Alan Hakman (Robin Williams) is a ‘cutter’: a professional editor of recordings made by implants in the human brain. When the CEO of the company that owns the implant technology dies, Alan accepts the offer to edit the man’s memories for his memorial. While reviewing the footage he unexpectedly sees a person from his past, and becomes obsessed with tracking them down.
The Final Cut, a science fiction drama by writer/director Omar Naim, has a huge amount to recommend but also staggers terribly under the weight of its own ideas. As a viewing experience it wobbles uneasily. As a series of story ideas it is fascinating. When viewed with patience and a somewhat forgiving eye, it presents an intriguing and morally ambiguous story. When viewed more critically, poor dialogue and a messy story structure really do put a dent in Naim’s ambitions.
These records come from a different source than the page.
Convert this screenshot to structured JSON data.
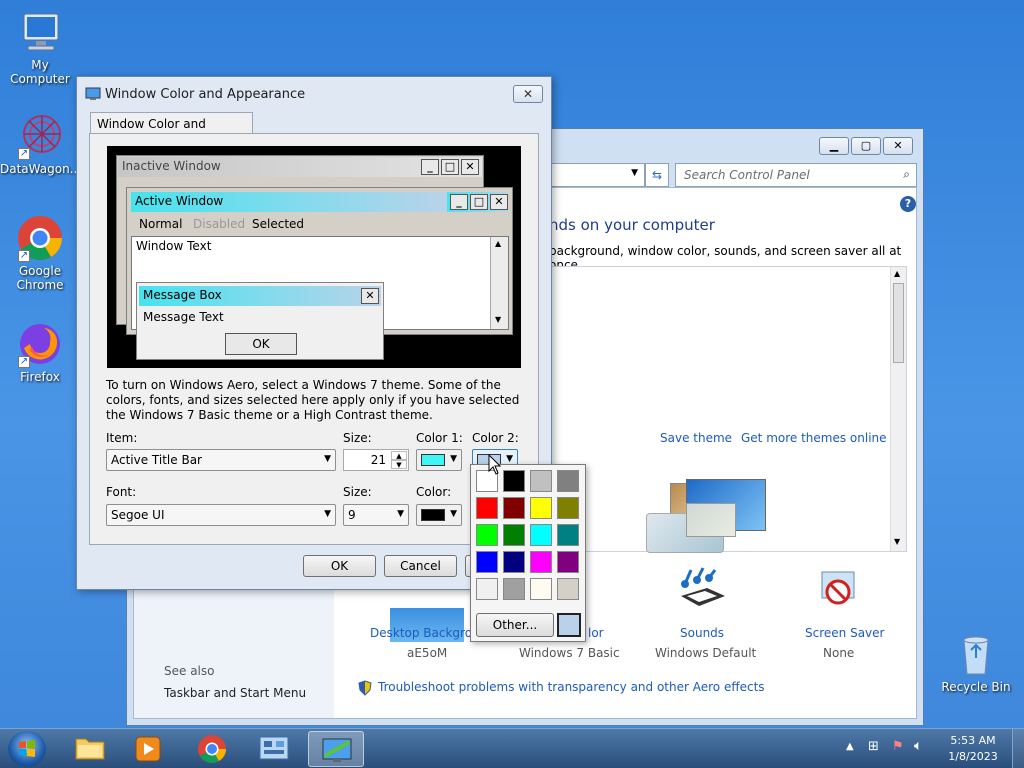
{
  "desktop": {
    "icons": [
      {
        "label": "My Computer"
      },
      {
        "label": "DataWagon..."
      },
      {
        "label": "Google Chrome"
      },
      {
        "label": "Firefox"
      },
      {
        "label": "Recycle Bin"
      }
    ]
  },
  "control_panel": {
    "search_placeholder": "Search Control Panel",
    "heading": "nds on your computer",
    "subheading": "background, window color, sounds, and screen saver all at once.",
    "save_theme": "Save theme",
    "get_more_themes": "Get more themes online",
    "bottom_items": [
      {
        "label": "Desktop Backgroun",
        "value": "aE5oM"
      },
      {
        "label": "lor",
        "value": "Windows 7 Basic"
      },
      {
        "label": "Sounds",
        "value": "Windows Default"
      },
      {
        "label": "Screen Saver",
        "value": "None"
      }
    ],
    "see_also": "See also",
    "taskbar_start_menu": "Taskbar and Start Menu",
    "troubleshoot": "Troubleshoot problems with transparency and other Aero effects"
  },
  "dialog": {
    "title": "Window Color and Appearance",
    "tab_label": "Window Color and Appearance",
    "preview": {
      "inactive_title": "Inactive Window",
      "active_title": "Active Window",
      "menu_normal": "Normal",
      "menu_disabled": "Disabled",
      "menu_selected": "Selected",
      "window_text": "Window Text",
      "msgbox_title": "Message Box",
      "msgbox_text": "Message Text",
      "msgbox_ok": "OK"
    },
    "info_text": "To turn on Windows Aero, select a Windows 7 theme.  Some of the colors, fonts, and sizes selected here apply only if you have selected the Windows 7 Basic theme or a High Contrast theme.",
    "item_label": "Item:",
    "item_value": "Active Title Bar",
    "size_label": "Size:",
    "size_value": "21",
    "color1_label": "Color 1:",
    "color1_value": "#3ff5f5",
    "color2_label": "Color 2:",
    "color2_value": "#b9d1ea",
    "font_label": "Font:",
    "font_value": "Segoe UI",
    "font_size_label": "Size:",
    "font_size_value": "9",
    "font_color_label": "Color:",
    "font_color_value": "#000000",
    "ok": "OK",
    "cancel": "Cancel"
  },
  "palette": {
    "colors": [
      "#ffffff",
      "#000000",
      "#c0c0c0",
      "#808080",
      "#ff0000",
      "#800000",
      "#ffff00",
      "#808000",
      "#00ff00",
      "#008000",
      "#00ffff",
      "#008080",
      "#0000ff",
      "#000080",
      "#ff00ff",
      "#800080",
      "#f0f0f0",
      "#a0a0a0",
      "#fffbf0",
      "#d4d0c8"
    ],
    "other_label": "Other...",
    "current_color": "#b9d1ea"
  },
  "taskbar": {
    "time": "5:53 AM",
    "date": "1/8/2023"
  }
}
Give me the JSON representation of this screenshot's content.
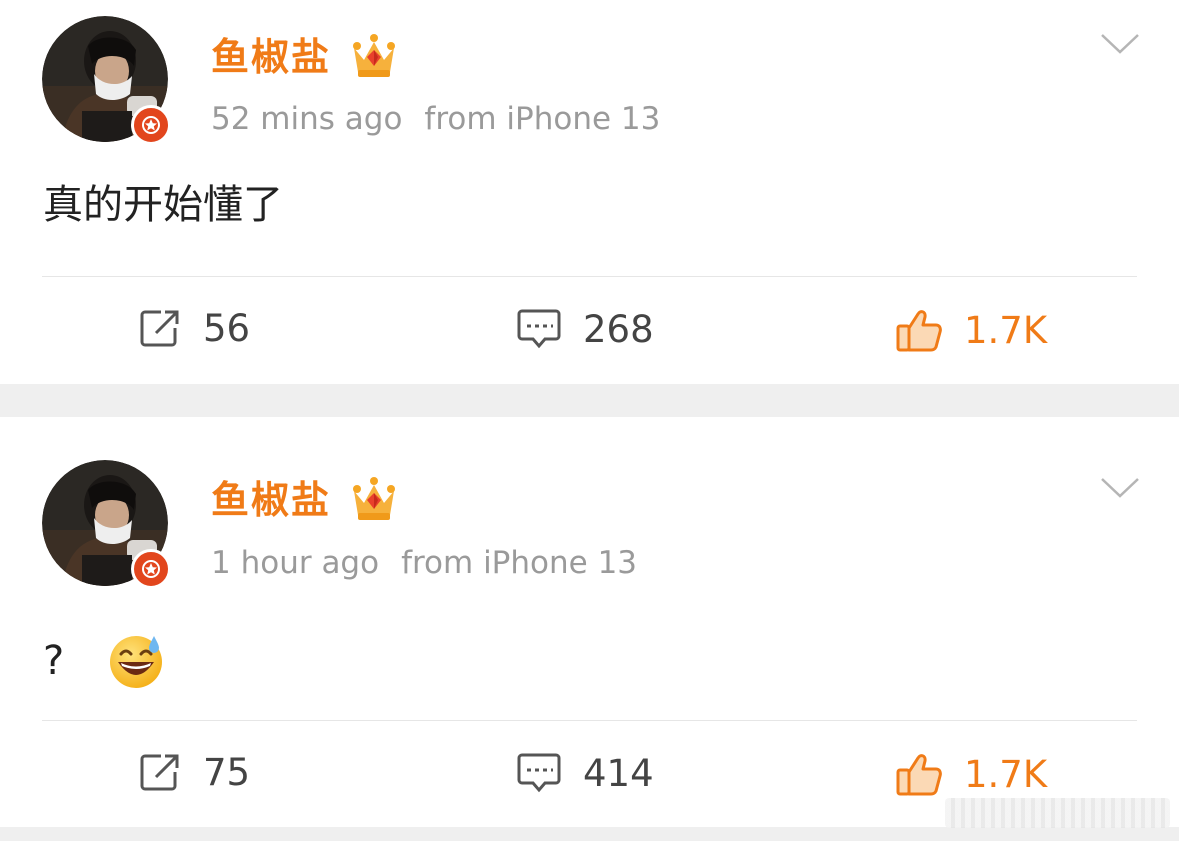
{
  "posts": [
    {
      "username": "鱼椒盐",
      "time": "52 mins ago",
      "source": "from iPhone 13",
      "content": "真的开始懂了",
      "reposts": "56",
      "comments": "268",
      "likes": "1.7K"
    },
    {
      "username": "鱼椒盐",
      "time": "1 hour ago",
      "source": "from iPhone 13",
      "content": "?",
      "content_emoji": "grinning-sweat-emoji",
      "reposts": "75",
      "comments": "414",
      "likes": "1.7K"
    }
  ],
  "colors": {
    "accent": "#f07b17",
    "meta_text": "#9a9a9a",
    "body_text": "#222222",
    "verify_badge": "#e2461d",
    "separator": "#efefef"
  },
  "icons": {
    "verified": "verified-star-icon",
    "crown": "vip-crown-icon",
    "menu": "chevron-down-icon",
    "repost": "repost-icon",
    "comment": "comment-icon",
    "like": "thumbs-up-icon"
  }
}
The core premise of The Final Cut is a great one: at birth children are implanted with a biological device that maps over their brain and grows inside the head as the child ages. The device records what is seen and heard, so that when the individual dies the device may be removed and ‘cutters’ can edit together a record of their life experience. Naim addresses the moral and ethical problems with such a device well. There is a growing protest movement against the technology – which is of course implanted without consent and then edited post-death in a similar fashion. Individuals rebelling against their own implant have magnetic tattoos drawn onto their heads to interfere with the recording process. For a cutter like Hakman (the name is a little on the nose) the technology means seeing someone’s entire life: the good, the bad, and the criminal. He is honour-bound not to share or reveal what he sees; his job is not so much preservation of memory as a builder of hagiographies, and this weighs heavily upon him.
Robin Williams is superb. Despite being remembered as one of the world’s most gifted comedians and comic actors – and he was – he always delivers his best work in drama. He does excellent multi-layered work as Hakman, and goes a long way to overcoming some of the screenplay’s more risible and stereotypical moments. Mira Sorvino and Jim Cavaziel both contribute solid support, although in Sorvino’s case it is with a character that is a little under-written and under-utilised.
The film’s key problem is not that it contains too many sub-plots, but rather that those plots have a tendency to stumble over one another rather than fully complement the film as a whole. It jumps untidily from one story line to another, with the original driving narrative giving way halfway through to what feels like a completely different story. Some elements are raised but then half-abandoned. Others seem abandoned until they suddenly rear their head at the film’s unexpected second climax. Individually they all work well, and there are clear signs that they could complement each other. In practice the film is constantly tripping over its own feet.
The Final Cut is a fascinating and worthwhile film that is visibly filled with potential, but ultimately does not pull itself together. The ideas are strong, the performances good, and Tak Fujimoto’s cinematography is typically excellent. The question is: how much do you want to see potential, compared to proper excellence?